By: Nick Dodds
Show Me A Dinosaur | facebook | bandcamp |
Damn – that wasn’t quite the start to the album I was expecting if I’m being honest! You see, I reviewed these guys a couple of years ago for their last album Dust, and was expecting… well, if not more of the same, I certainly wasn’t expecting to have my ears pinned back instantly with Blackgaze/Post-Metal. Not that that’s a bad thing.
So these Russian boys are back again, and like last time they have evolved their sound considerably. The guitars are cutting, the drums nice and crisp while still managing to sound bleak, and their atmospherics have certainly taken a turn for the darker. Perhaps a sign of the times in Russia, with music imitating life? Definitely not for me to guess safe in my armchair on the other side of the globe. From memory they used to be a three piece, and now they’re four, with that extra guitar lending even more cojones to their sound. So, a clear evolution to an established sound.
Things kick off with ‘Rakev’, the aural assault I was mentioning earlier. There’s not much faffing about at all, with a few seconds of feedback before the blast beat snare and wall of sound come in, pinning you back along with the gutteral/post-metal vocals. There’s a brief lull about 2 minutes in where a slightly eastern motif on the cymbals comes in, before the atonal power chords on the guitars kick in again and the track peaks for the last minute or so. A good solid start to the album.
‘Vjuga’ is up next, with some soft mournful guitars that remind me of Black Heart Procession, or early GY!BE, before we kick back in to the wall of bleakness. I would have liked a little more build up, as those guitars sounded great. A plaintive cry before the anger kicks in. The vocals in this track are a little more pronounced in terms of vocal range (higher to my ears), but they then fade away halfway through to have the guitars come back in, with a riff that sounds eerily familiar, but I can’t quite put my finger on. Some good, concise drumming in the breakdown before it all rips off again, slowly peaking, the vocals dropping back down to a lower range until it ends with a motif of what I imagine is wind whistling over a frozen tundra.
The wind continues onto ‘Ochag’, bleakness and loss dripping onto you as the guitars chime slowly, drenched in soft reverb and echo.
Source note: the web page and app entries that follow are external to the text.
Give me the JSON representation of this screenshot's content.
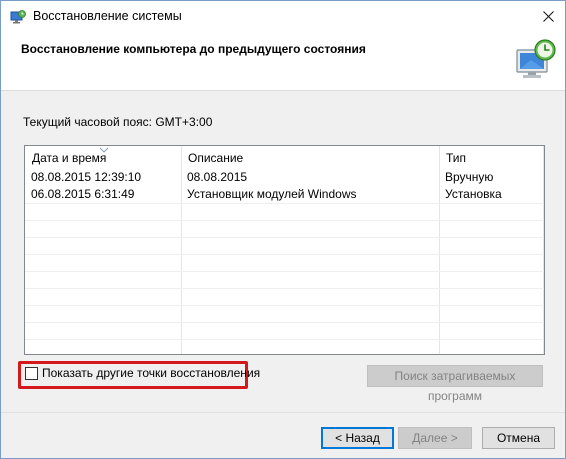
{
  "window": {
    "title": "Восстановление системы",
    "icon": "system-restore-icon"
  },
  "header": {
    "title": "Восстановление компьютера до предыдущего состояния",
    "art": "system-restore-clock-icon"
  },
  "timezone": "Текущий часовой пояс: GMT+3:00",
  "table": {
    "columns": [
      "Дата и время",
      "Описание",
      "Тип"
    ],
    "rows": [
      [
        "08.08.2015 12:39:10",
        "08.08.2015",
        "Вручную"
      ],
      [
        "06.08.2015 6:31:49",
        "Установщик модулей Windows",
        "Установка"
      ]
    ]
  },
  "show_more": {
    "label": "Показать другие точки восстановления",
    "checked": false
  },
  "scan_button": "Поиск затрагиваемых программ",
  "footer": {
    "back": "< Назад",
    "next": "Далее >",
    "cancel": "Отмена"
  },
  "colors": {
    "highlight": "#d4191c",
    "accent": "#0078d7"
  }
}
It’s a simple track, but I like it a lot. It’s a nice counterpoint from the mayhem of the first couple of songs, and while basic in it’s chord structure and motif, there’s a certain something to a good slow build up that always gets me. Not a filler track, but more of a respite from what has come before, and still to come.
‘Lights’ starts out sounding more like a track from their last album, with melodic guitars and a slightly more upbeat, snappy rhythm forcing the track forward, until the vocals come in again to take over the lead melodic line duties. This is the track on here that seems to bridge the gap the most for me from their last album to this one – it’s also the one that has a little more ‘happiness’ to it. Not melodically as it’s still firmly in a minor key, but perhaps sonically, as the bass and drums chime about. It then descends into the wall of sound for the last part before the finish.
‘Gone’ follows up, adopting a standard (ish) post-rock/shoegaze rhythm with the vocals coming in over the top. Probably my favourite track on the album, this one has a bit of everything. Question and answer guitars, feedback hum, blast beat snare, throaty vocals and the soaring guitar line that permeates so much of these styles… And fuck it, who doesn’t like that sound? It’s epic. Triumphant while still managing to stay grounded. Love it. The last few minutes of this track are the highlight of the album for me.
‘Hearth’ is another ambient track, slowly meandering and weaving through a few minutes of quiet melody while a swell of feedback grows behind it, slowly engulfing the track as a whole. S’funny, how an ambient track like this can provide a moment of quiet contemplation for some, while for others it’s just dissonant noise. I’m firmly in the first camp.
And then we’re into the final track, ‘Wojna’. After a continuation of ‘Hearth’ we get a slow build into the track, no hurry to get anywhere as the drums slowly escalate, the guitars getting ever so slightly faster, the chiming melody and drive ’n’ roll leading the song. After some plaintive vocals we descend into the breakdown, the largest one on the album. It actually almost sounds like the finale, but we’re not quite there yet. The guitars are all that’s left, softly working away and reminding us that we’re not done while the drums slowly build, until with one final explosion it all kicks off one last time, to give us one last peak, getting faster and faster before the a final decrescendo of distortion and reverb, the track collapsing in on itself.
I confess, this release didn’t grab me as much as the previous one, but it is a fair old change. The addition of the vocals seems a little untoward at times, but that’s the direction that they chose to go in, so who am I to judge? Overall a very different direction for them, and a strong showing if that’s the path they choose to continue down.